(App and web page records):
■ ■ ■ ■ ■ ■ ■
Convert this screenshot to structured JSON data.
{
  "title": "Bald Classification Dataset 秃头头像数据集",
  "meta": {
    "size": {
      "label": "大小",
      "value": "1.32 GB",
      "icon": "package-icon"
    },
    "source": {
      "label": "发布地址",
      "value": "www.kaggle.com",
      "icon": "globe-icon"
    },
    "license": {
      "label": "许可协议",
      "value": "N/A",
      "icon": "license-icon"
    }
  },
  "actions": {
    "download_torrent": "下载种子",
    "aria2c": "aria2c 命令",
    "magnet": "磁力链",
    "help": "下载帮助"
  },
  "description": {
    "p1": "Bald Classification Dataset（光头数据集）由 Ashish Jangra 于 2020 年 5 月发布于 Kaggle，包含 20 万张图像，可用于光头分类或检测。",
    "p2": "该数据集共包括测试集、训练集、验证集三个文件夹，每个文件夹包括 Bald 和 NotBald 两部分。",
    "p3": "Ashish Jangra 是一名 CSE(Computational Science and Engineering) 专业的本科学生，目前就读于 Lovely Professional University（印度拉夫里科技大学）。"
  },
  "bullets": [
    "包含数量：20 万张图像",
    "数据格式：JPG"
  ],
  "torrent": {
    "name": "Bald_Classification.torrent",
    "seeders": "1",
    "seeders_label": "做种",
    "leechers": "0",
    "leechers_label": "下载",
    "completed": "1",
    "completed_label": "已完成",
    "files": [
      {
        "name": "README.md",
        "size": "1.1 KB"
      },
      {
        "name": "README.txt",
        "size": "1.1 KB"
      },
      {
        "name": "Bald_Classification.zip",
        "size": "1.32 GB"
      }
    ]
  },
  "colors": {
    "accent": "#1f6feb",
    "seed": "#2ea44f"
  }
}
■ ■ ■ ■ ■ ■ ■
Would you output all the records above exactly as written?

Convert this screenshot to structured JSON data.
{
  "title": "Bald Classification Dataset 秃头头像数据集",
  "meta": {
    "size": {
      "label": "大小",
      "value": "1.32 GB",
      "icon": "package-icon"
    },
    "source": {
      "label": "发布地址",
      "value": "www.kaggle.com",
      "icon": "globe-icon"
    },
    "license": {
      "label": "许可协议",
      "value": "N/A",
      "icon": "license-icon"
    }
  },
  "actions": {
    "download_torrent": "下载种子",
    "aria2c": "aria2c 命令",
    "magnet": "磁力链",
    "help": "下载帮助"
  },
  "description": {
    "p1": "Bald Classification Dataset（光头数据集）由 Ashish Jangra 于 2020 年 5 月发布于 Kaggle，包含 20 万张图像，可用于光头分类或检测。",
    "p2": "该数据集共包括测试集、训练集、验证集三个文件夹，每个文件夹包括 Bald 和 NotBald 两部分。",
    "p3": "Ashish Jangra 是一名 CSE(Computational Science and Engineering) 专业的本科学生，目前就读于 Lovely Professional University（印度拉夫里科技大学）。"
  },
  "bullets": [
    "包含数量：20 万张图像",
    "数据格式：JPG"
  ],
  "torrent": {
    "name": "Bald_Classification.torrent",
    "seeders": "1",
    "seeders_label": "做种",
    "leechers": "0",
    "leechers_label": "下载",
    "completed": "1",
    "completed_label": "已完成",
    "files": [
      {
        "name": "README.md",
        "size": "1.1 KB"
      },
      {
        "name": "README.txt",
        "size": "1.1 KB"
      },
      {
        "name": "Bald_Classification.zip",
        "size": "1.32 GB"
      }
    ]
  },
  "colors": {
    "accent": "#1f6feb",
    "seed": "#2ea44f"
  }
}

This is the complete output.